[WORK TO BE COMPLETED] From the entries, filter out every line that lacks "true" and copy the rest.

[SOURCE DATA]
§
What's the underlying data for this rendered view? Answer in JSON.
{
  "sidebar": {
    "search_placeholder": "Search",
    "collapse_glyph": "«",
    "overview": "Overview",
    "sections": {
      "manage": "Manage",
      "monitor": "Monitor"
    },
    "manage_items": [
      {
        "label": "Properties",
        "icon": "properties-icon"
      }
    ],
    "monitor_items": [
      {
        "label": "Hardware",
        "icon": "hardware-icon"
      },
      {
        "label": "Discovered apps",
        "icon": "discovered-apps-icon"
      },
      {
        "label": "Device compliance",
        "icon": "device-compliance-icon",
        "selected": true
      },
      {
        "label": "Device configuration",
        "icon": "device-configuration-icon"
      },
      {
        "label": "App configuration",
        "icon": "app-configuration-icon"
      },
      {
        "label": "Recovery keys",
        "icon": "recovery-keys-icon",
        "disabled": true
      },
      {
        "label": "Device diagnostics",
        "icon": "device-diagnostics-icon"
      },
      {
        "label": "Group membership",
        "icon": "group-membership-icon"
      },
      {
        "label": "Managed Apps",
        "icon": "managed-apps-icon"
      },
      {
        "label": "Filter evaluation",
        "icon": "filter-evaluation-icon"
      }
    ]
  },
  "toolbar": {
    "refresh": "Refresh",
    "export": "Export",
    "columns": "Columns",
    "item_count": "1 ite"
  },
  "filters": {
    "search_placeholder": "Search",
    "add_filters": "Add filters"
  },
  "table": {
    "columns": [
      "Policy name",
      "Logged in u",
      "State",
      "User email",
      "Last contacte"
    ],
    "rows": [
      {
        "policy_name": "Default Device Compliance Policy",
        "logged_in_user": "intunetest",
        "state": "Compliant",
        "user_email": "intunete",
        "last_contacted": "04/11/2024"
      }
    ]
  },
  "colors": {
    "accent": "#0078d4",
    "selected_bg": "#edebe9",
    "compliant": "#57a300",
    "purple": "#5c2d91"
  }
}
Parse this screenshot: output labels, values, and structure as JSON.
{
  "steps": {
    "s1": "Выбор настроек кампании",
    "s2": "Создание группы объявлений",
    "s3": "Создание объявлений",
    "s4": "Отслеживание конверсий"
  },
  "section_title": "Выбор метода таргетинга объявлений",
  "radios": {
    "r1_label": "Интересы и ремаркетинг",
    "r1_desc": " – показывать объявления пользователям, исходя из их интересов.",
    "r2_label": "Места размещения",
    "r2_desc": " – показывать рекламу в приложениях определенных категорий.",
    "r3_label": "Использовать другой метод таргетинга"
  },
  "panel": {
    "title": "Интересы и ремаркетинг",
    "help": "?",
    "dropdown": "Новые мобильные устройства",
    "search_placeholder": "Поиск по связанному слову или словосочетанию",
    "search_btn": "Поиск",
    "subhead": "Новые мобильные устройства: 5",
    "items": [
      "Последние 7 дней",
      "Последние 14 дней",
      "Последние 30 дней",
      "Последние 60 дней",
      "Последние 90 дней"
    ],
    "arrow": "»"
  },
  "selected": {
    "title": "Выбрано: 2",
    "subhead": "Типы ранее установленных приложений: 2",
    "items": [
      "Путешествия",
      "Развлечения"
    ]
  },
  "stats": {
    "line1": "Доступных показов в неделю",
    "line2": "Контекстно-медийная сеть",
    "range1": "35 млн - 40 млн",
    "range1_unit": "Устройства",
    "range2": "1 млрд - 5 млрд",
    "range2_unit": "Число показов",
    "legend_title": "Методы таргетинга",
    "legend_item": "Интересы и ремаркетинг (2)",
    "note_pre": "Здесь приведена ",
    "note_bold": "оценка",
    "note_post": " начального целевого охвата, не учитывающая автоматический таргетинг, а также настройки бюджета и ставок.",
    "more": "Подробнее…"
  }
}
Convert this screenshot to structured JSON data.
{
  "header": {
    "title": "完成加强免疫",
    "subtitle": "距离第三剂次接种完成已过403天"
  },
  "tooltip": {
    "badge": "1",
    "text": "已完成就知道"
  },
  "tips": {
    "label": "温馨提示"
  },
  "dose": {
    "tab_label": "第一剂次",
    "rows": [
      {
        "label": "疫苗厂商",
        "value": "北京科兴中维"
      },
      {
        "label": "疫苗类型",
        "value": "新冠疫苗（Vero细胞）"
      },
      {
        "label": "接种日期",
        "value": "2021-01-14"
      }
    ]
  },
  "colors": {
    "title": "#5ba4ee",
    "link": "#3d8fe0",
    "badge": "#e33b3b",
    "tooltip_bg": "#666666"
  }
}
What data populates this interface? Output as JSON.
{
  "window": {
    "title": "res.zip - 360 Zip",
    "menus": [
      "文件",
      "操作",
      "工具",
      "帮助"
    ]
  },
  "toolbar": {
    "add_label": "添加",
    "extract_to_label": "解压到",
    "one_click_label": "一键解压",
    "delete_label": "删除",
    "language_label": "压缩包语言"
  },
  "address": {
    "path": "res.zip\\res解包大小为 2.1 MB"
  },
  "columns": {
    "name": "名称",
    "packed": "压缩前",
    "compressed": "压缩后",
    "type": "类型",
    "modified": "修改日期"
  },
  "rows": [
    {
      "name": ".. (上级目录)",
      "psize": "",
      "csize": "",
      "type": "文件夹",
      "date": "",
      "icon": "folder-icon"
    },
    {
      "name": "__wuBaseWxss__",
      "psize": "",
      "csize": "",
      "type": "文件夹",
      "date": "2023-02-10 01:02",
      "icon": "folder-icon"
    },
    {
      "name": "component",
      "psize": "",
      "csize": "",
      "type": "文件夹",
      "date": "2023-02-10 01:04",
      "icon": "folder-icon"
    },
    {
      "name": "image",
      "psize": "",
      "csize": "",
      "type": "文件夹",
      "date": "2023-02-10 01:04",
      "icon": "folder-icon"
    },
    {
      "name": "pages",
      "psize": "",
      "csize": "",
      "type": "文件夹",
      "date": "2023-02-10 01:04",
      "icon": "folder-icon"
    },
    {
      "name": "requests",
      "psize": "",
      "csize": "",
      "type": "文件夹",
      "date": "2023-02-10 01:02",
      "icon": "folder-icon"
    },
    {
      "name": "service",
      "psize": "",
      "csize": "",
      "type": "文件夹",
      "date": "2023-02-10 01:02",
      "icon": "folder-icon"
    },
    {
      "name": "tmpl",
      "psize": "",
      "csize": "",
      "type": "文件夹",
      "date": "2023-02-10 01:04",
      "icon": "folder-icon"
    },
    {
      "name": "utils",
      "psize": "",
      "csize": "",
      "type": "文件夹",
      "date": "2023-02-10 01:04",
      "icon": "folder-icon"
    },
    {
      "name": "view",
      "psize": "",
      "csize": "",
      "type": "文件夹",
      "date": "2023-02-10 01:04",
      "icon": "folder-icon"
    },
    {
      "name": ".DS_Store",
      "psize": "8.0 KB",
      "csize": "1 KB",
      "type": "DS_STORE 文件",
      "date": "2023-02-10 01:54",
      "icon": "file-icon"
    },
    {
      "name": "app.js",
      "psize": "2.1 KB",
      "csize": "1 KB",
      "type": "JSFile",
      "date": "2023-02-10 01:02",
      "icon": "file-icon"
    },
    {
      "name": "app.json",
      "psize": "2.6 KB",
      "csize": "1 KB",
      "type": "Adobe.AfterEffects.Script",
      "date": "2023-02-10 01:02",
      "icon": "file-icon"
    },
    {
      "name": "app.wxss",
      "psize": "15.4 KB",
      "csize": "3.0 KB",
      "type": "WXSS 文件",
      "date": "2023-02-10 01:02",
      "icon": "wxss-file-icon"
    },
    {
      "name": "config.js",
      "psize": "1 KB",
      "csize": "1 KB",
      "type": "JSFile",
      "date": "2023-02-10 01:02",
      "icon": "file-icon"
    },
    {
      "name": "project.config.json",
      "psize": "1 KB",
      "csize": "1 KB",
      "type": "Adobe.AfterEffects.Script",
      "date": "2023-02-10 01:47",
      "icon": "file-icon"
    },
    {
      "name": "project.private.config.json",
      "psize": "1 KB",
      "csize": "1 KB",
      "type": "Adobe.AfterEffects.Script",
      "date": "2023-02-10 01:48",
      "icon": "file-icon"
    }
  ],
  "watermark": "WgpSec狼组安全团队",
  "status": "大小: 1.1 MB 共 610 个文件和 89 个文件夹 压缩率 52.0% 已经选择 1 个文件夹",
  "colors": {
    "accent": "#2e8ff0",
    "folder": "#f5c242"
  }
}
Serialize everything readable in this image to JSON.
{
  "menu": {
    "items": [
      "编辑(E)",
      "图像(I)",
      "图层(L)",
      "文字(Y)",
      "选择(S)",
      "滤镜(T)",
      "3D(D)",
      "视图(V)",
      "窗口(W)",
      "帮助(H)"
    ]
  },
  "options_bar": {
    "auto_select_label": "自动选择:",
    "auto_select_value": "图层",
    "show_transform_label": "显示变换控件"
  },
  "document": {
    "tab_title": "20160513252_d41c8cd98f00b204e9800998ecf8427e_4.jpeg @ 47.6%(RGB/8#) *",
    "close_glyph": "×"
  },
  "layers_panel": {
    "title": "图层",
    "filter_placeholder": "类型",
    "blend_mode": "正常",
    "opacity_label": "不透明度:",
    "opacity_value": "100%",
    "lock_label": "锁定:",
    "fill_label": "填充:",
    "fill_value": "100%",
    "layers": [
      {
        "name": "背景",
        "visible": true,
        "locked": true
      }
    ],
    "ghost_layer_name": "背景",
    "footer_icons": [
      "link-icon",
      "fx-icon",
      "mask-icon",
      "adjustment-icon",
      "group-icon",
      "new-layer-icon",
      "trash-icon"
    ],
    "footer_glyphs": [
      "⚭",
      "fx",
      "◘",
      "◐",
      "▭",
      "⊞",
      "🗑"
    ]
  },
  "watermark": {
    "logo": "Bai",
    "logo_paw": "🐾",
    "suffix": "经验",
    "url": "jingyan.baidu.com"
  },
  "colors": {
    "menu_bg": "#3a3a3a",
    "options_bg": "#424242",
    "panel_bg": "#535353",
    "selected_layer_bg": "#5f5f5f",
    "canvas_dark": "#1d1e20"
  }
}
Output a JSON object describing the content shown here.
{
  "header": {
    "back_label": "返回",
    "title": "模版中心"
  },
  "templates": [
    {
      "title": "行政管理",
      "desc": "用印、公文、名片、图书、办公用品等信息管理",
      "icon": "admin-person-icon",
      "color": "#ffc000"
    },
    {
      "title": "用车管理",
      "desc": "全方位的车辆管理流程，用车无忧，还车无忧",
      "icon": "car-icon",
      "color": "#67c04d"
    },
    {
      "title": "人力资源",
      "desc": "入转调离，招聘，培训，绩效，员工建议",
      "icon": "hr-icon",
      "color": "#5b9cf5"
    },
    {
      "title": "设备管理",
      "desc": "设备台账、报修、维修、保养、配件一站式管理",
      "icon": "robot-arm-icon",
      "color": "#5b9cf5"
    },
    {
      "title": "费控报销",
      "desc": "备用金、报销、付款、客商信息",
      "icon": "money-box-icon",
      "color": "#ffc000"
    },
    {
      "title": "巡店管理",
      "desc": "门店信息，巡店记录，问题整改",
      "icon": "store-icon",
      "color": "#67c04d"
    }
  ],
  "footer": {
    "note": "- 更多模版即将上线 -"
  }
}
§
[EXPECTED OUTPUT]
        "selected": true
        "disabled": true
        "visible": true,
        "locked": true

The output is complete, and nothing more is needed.